Carlson, longtime insurance broker to the United Pool Association, passed away Feb. 12, 2016. He was 65.

After graduating from Marietta College in Ohio, Carlson got his start with Aetna Life & Casualty Insurance Co. The corporation transferred him to Southern California — and Carlson welcomed the change of scenery. As he once put it: “There are no palm trees in Ohio.”

He eventually launched his own agency, which was later acquired by USI, a nationwide brokerage. Carlson stayed on as USI’s senior vice president, serving in its Los Angeles branch for more than 20 years.

It was at USI where he accepted the unique challenge of administering the coverage of some 1,000 pool service professionals. Prior to purchasing Carlson’s agency, USI had acquired the firm that developed the United Pool Association’s insurance program. USI assigned a series of brokers to the account, but few were up to the task. (UPA President Steve Homer admits that service techs can be tough customers.) Carlson, however, proved more than capable, becoming UPA’s steadfast account executive in 2000.

“Ron was a total professional. He understood what we needed in a broker and delivered it in aces,” Homer said. “We couldn’t have been happier with Ron, at least not me.”

Carlson is credited as the driving force behind UPA’s recent growth spurt. The 28-year-old organization had never done much in the way of a membership drive before. Its roster took a hit during the recession, when many service pros exited the industry, and it remained stagnant for years after. Carlson convinced UPA officials that they needed to grow if they wanted a more secure policy. The group agreed, but there was a problem: They didn’t have any money for marketing.

So Carlson arranged for the association’s underwriter, Fireman’s Fund (now Allianz), to put up the money for recruitment efforts, allowing the group to launch a new website and purchase booth space at trade shows.

Today, UPA has about 1,900 members. Homer estimates that’s a 25 percent uptick since 2008.

Even in semiretirement, Carlson remained active with the association — not because he had to, but because he wanted to, Homer said. Carlson spoke at chapter meetings throughout Southern California, attended trade shows nationwide and wrote a column called “Carlson’s Corner” in UPA’s quarterly newsletter.

He’ll be remembered for always having a cheerful demeanor and infectious laugh. And he was unflappable in the face of confrontation.
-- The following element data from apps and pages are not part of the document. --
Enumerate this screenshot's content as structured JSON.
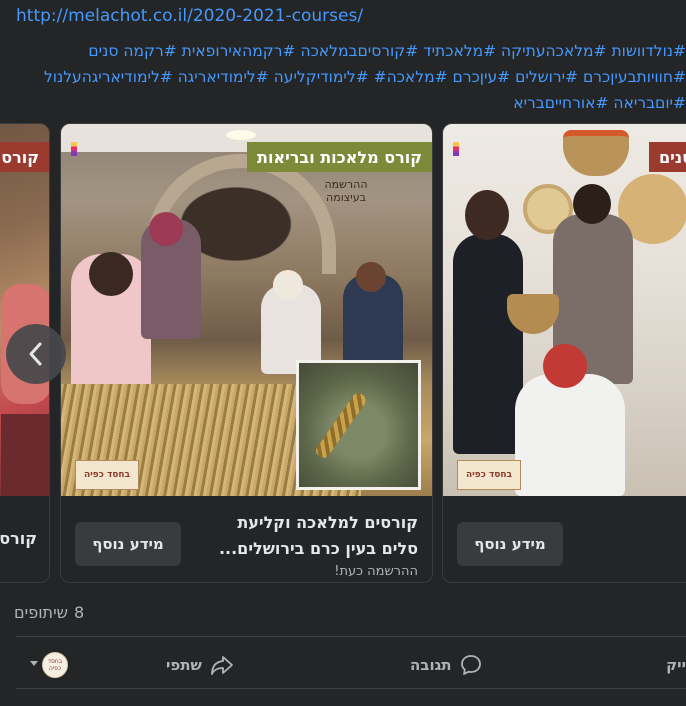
{
  "post": {
    "link": "http://melachot.co.il/2020-2021-courses/",
    "hashtag_lines": [
      "#נולדוושות #מלאכהעתיקה #מלאכתיד #קורסיםבמלאכה #רקמהאירופאית #רקמה סנים",
      "#חוויותבעיןכרם #ירושלים #עיןכרם #מלאכה# #לימודיקליעה #לימודיאריגה #לימודיאריגהעלנול",
      "#יוםבריאה #אורחייםבריא"
    ]
  },
  "carousel": {
    "prev_icon": "chevron-left-icon",
    "cards": [
      {
        "title_partial": "קורס",
        "banner": "קורס",
        "banner_color": "#9b3a2f"
      },
      {
        "banner": "קורס מלאכות ובריאות",
        "banner_color": "#7c8a39",
        "stamp": "ההרשמה בעיצומה",
        "logo": "בחסד כפיה",
        "title_line1": "קורסים למלאכה וקליעת",
        "title_line2": "סלים בעין כרם בירושלים...",
        "subtitle": "ההרשמה כעת!",
        "button": "מידע נוסף"
      },
      {
        "banner": "סנים",
        "banner_color": "#9b3a2f",
        "logo": "בחסד כפיה",
        "button": "מידע נוסף"
      }
    ]
  },
  "footer": {
    "shares_count": "8",
    "shares_label": "שיתופים",
    "like_label": "ייק",
    "comment_label": "תגובה",
    "share_label": "שתפי",
    "avatar_text": "בחסד כפיה",
    "icons": {
      "comment": "comment-icon",
      "share": "share-icon",
      "caret": "caret-down-icon"
    }
  }
}
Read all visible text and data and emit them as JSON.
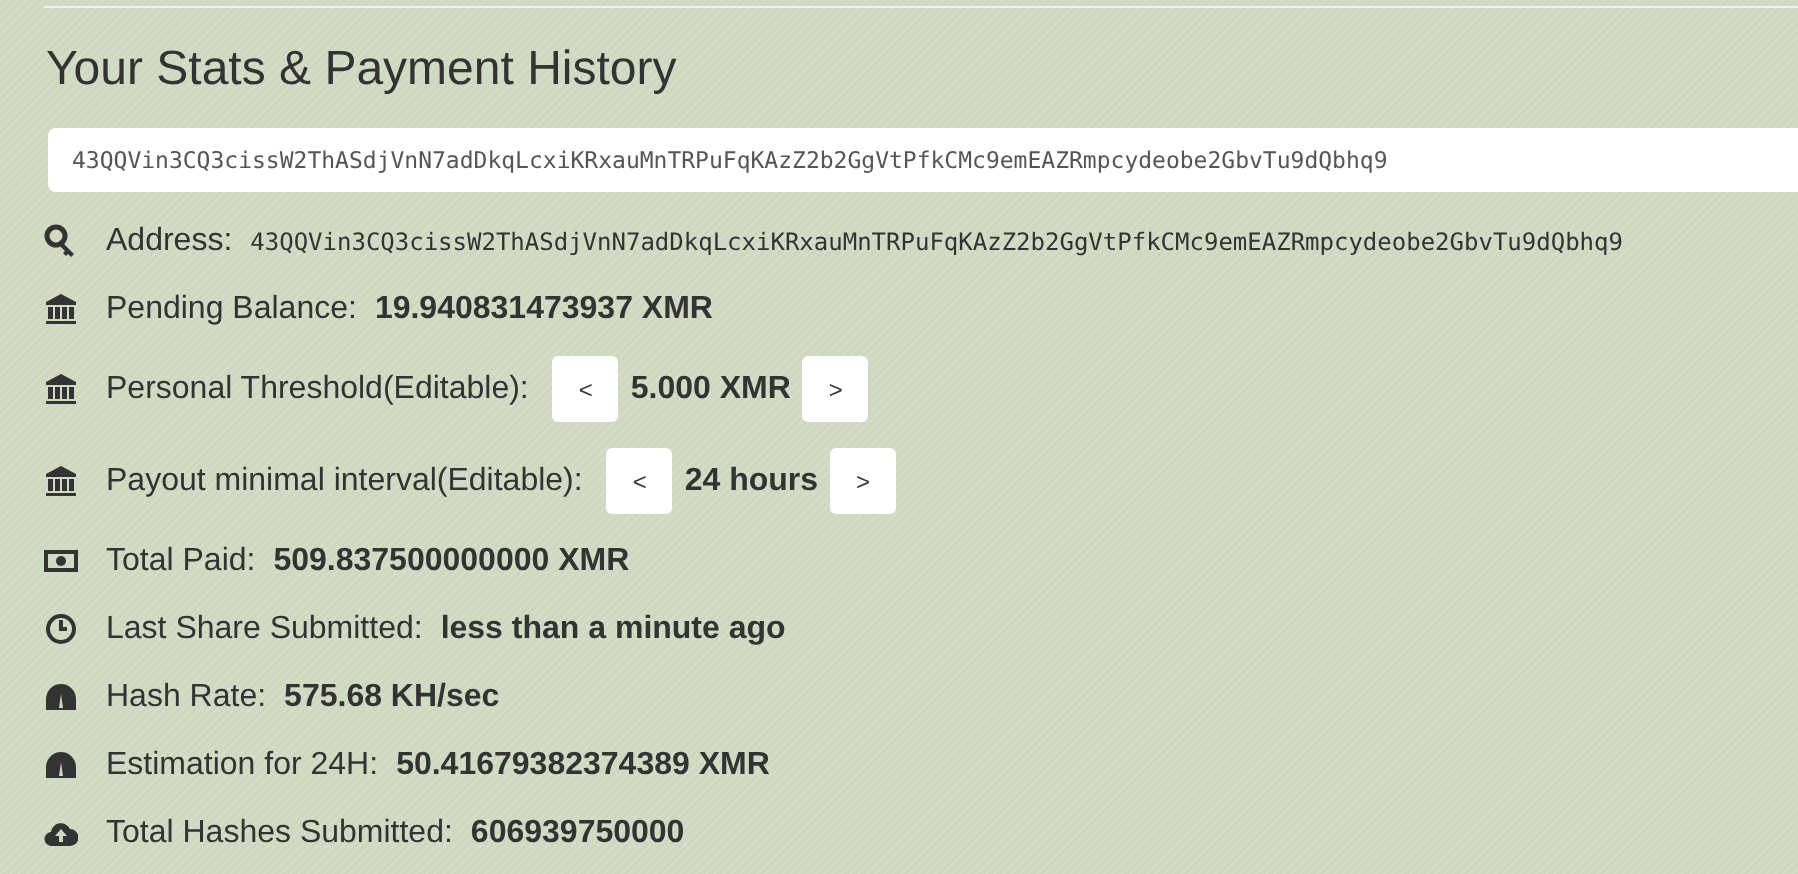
{
  "heading": "Your Stats & Payment History",
  "address_field": {
    "value": "43QQVin3CQ3cissW2ThASdjVnN7adDkqLcxiKRxauMnTRPuFqKAzZ2b2GgVtPfkCMc9emEAZRmpcydeobe2GbvTu9dQbhq9"
  },
  "stats": [
    {
      "kind": "mono",
      "label": "Address:",
      "value": "43QQVin3CQ3cissW2ThASdjVnN7adDkqLcxiKRxauMnTRPuFqKAzZ2b2GgVtPfkCMc9emEAZRmpcydeobe2GbvTu9dQbhq9"
    },
    {
      "kind": "bold",
      "label": "Pending Balance:",
      "value": "19.940831473937 XMR"
    },
    {
      "kind": "stepper",
      "label": "Personal Threshold(Editable):",
      "value": "5.000 XMR",
      "decrease": "<",
      "increase": ">"
    },
    {
      "kind": "stepper",
      "label": "Payout minimal interval(Editable):",
      "value": "24 hours",
      "decrease": "<",
      "increase": ">"
    },
    {
      "kind": "bold",
      "label": "Total Paid:",
      "value": "509.837500000000 XMR"
    },
    {
      "kind": "bold",
      "label": "Last Share Submitted:",
      "value": "less than a minute ago"
    },
    {
      "kind": "bold",
      "label": "Hash Rate:",
      "value": "575.68 KH/sec"
    },
    {
      "kind": "bold",
      "label": "Estimation for 24H:",
      "value": "50.41679382374389 XMR"
    },
    {
      "kind": "bold",
      "label": "Total Hashes Submitted:",
      "value": "606939750000"
    }
  ]
}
“Any big group is pretty unruly, but Ron had some ability to come in and talk and get his point across,” said Clint Combs, owner of Technical Pool Repair in Ontario, Calif. “He was working for our benefit and he was able to convince us of that, and that’s not always easy to do.”

A dedicated family man, Carlson is survived by Alison, his wife of nearly 41 years, and his two children, Matt and Kelli.